PROMPT -> The entries are to be reproduced verbatim, with all pictures omitted.

TASK MATERIAL ->
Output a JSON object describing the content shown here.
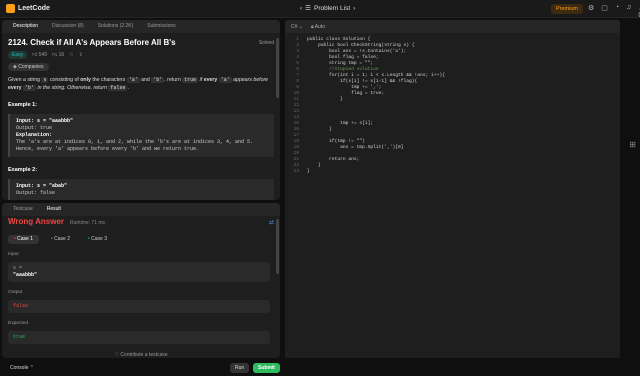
{
  "topbar": {
    "logo": "LeetCode",
    "problem_list": "Problem List",
    "premium": "Premium",
    "count": "0"
  },
  "tabs": [
    "Description",
    "Discussion (8)",
    "Solutions (2.2K)",
    "Submissions"
  ],
  "problem": {
    "title": "2124. Check if All A's Appears Before All B's",
    "solved": "Solved",
    "difficulty": "Easy",
    "likes": "549",
    "dislikes": "16",
    "companies": "Companies",
    "statement_a": "Given a string",
    "statement_code1": "s",
    "statement_b": "consisting of",
    "statement_only": "only",
    "statement_c": "the characters",
    "statement_code2": "'a'",
    "statement_d": "and",
    "statement_code3": "'b'",
    "statement_e": ", return",
    "statement_code4": "true",
    "statement_f": "if",
    "statement_every1": "every",
    "statement_code5": "'a'",
    "statement_g": "appears before",
    "statement_every2": "every",
    "statement_code6": "'b'",
    "statement_h": "in the string. Otherwise, return",
    "statement_code7": "false",
    "statement_end": ".",
    "example1_title": "Example 1:",
    "example1_lines": [
      "Input: s = \"aaabbb\"",
      "Output: true",
      "Explanation:",
      "The 'a's are at indices 0, 1, and 2, while the 'b's are at indices 3, 4, and 5.",
      "Hence, every 'a' appears before every 'b' and we return true."
    ],
    "example2_title": "Example 2:",
    "example2_lines": [
      "Input: s = \"abab\"",
      "Output: false"
    ]
  },
  "result": {
    "tabs": [
      "Testcase",
      "Result"
    ],
    "status": "Wrong Answer",
    "runtime": "Runtime: 71 ms",
    "cases": [
      "Case 1",
      "Case 2",
      "Case 3"
    ],
    "input_label": "Input",
    "input_var": "s =",
    "input_value": "\"aaabbb\"",
    "output_label": "Output",
    "output_value": "false",
    "expected_label": "Expected",
    "expected_value": "true",
    "contribute": "Contribute a testcase"
  },
  "bottom": {
    "console": "Console",
    "run": "Run",
    "submit": "Submit"
  },
  "editor": {
    "language": "C#",
    "mode": "Auto",
    "lines": [
      {
        "n": "1",
        "t": "public class Solution {"
      },
      {
        "n": "2",
        "t": "    public bool CheckString(string s) {"
      },
      {
        "n": "3",
        "t": "        bool ans = !s.Contains('a');"
      },
      {
        "n": "4",
        "t": "        bool flag = false;"
      },
      {
        "n": "5",
        "t": "        string tmp = \"\";"
      },
      {
        "n": "6",
        "t": "        //stupied solution"
      },
      {
        "n": "7",
        "t": "        for(int i = 1; i < s.Length && !ans; i++){"
      },
      {
        "n": "8",
        "t": "            if(s[i] != s[i-1] && !flag){"
      },
      {
        "n": "9",
        "t": "                tmp += ',';"
      },
      {
        "n": "10",
        "t": "                flag = true;"
      },
      {
        "n": "11",
        "t": "            }"
      },
      {
        "n": "12",
        "t": ""
      },
      {
        "n": "13",
        "t": ""
      },
      {
        "n": "14",
        "t": ""
      },
      {
        "n": "15",
        "t": "            tmp += s[i];"
      },
      {
        "n": "16",
        "t": "        }"
      },
      {
        "n": "17",
        "t": ""
      },
      {
        "n": "18",
        "t": "        if(tmp != \"\")"
      },
      {
        "n": "19",
        "t": "            ans = tmp.Split(',')[0]"
      },
      {
        "n": "20",
        "t": ""
      },
      {
        "n": "21",
        "t": "        return ans;"
      },
      {
        "n": "22",
        "t": "    }"
      },
      {
        "n": "23",
        "t": "}"
      }
    ]
  },
  "colors": {
    "accent": "#ffa116",
    "wrong": "#ef4743",
    "success": "#2cbb5d",
    "easy": "#1cbaba"
  }
}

TASK OUTPUT ->
Output a JSON object describing the content shown here.
{
  "topbar": {
    "logo": "LeetCode",
    "problem_list": "Problem List",
    "premium": "Premium",
    "count": "0"
  },
  "tabs": [
    "Description",
    "Discussion (8)",
    "Solutions (2.2K)",
    "Submissions"
  ],
  "problem": {
    "title": "2124. Check if All A's Appears Before All B's",
    "solved": "Solved",
    "difficulty": "Easy",
    "likes": "549",
    "dislikes": "16",
    "companies": "Companies",
    "statement_a": "Given a string",
    "statement_code1": "s",
    "statement_b": "consisting of",
    "statement_only": "only",
    "statement_c": "the characters",
    "statement_code2": "'a'",
    "statement_d": "and",
    "statement_code3": "'b'",
    "statement_e": ", return",
    "statement_code4": "true",
    "statement_f": "if",
    "statement_every1": "every",
    "statement_code5": "'a'",
    "statement_g": "appears before",
    "statement_every2": "every",
    "statement_code6": "'b'",
    "statement_h": "in the string. Otherwise, return",
    "statement_code7": "false",
    "statement_end": ".",
    "example1_title": "Example 1:",
    "example1_lines": [
      "Input: s = \"aaabbb\"",
      "Output: true",
      "Explanation:",
      "The 'a's are at indices 0, 1, and 2, while the 'b's are at indices 3, 4, and 5.",
      "Hence, every 'a' appears before every 'b' and we return true."
    ],
    "example2_title": "Example 2:",
    "example2_lines": [
      "Input: s = \"abab\"",
      "Output: false"
    ]
  },
  "result": {
    "tabs": [
      "Testcase",
      "Result"
    ],
    "status": "Wrong Answer",
    "runtime": "Runtime: 71 ms",
    "cases": [
      "Case 1",
      "Case 2",
      "Case 3"
    ],
    "input_label": "Input",
    "input_var": "s =",
    "input_value": "\"aaabbb\"",
    "output_label": "Output",
    "output_value": "false",
    "expected_label": "Expected",
    "expected_value": "true",
    "contribute": "Contribute a testcase"
  },
  "bottom": {
    "console": "Console",
    "run": "Run",
    "submit": "Submit"
  },
  "editor": {
    "language": "C#",
    "mode": "Auto",
    "lines": [
      {
        "n": "1",
        "t": "public class Solution {"
      },
      {
        "n": "2",
        "t": "    public bool CheckString(string s) {"
      },
      {
        "n": "3",
        "t": "        bool ans = !s.Contains('a');"
      },
      {
        "n": "4",
        "t": "        bool flag = false;"
      },
      {
        "n": "5",
        "t": "        string tmp = \"\";"
      },
      {
        "n": "6",
        "t": "        //stupied solution"
      },
      {
        "n": "7",
        "t": "        for(int i = 1; i < s.Length && !ans; i++){"
      },
      {
        "n": "8",
        "t": "            if(s[i] != s[i-1] && !flag){"
      },
      {
        "n": "9",
        "t": "                tmp += ',';"
      },
      {
        "n": "10",
        "t": "                flag = true;"
      },
      {
        "n": "11",
        "t": "            }"
      },
      {
        "n": "12",
        "t": ""
      },
      {
        "n": "13",
        "t": ""
      },
      {
        "n": "14",
        "t": ""
      },
      {
        "n": "15",
        "t": "            tmp += s[i];"
      },
      {
        "n": "16",
        "t": "        }"
      },
      {
        "n": "17",
        "t": ""
      },
      {
        "n": "18",
        "t": "        if(tmp != \"\")"
      },
      {
        "n": "19",
        "t": "            ans = tmp.Split(',')[0]"
      },
      {
        "n": "20",
        "t": ""
      },
      {
        "n": "21",
        "t": "        return ans;"
      },
      {
        "n": "22",
        "t": "    }"
      },
      {
        "n": "23",
        "t": "}"
      }
    ]
  },
  "colors": {
    "accent": "#ffa116",
    "wrong": "#ef4743",
    "success": "#2cbb5d",
    "easy": "#1cbaba"
  }
}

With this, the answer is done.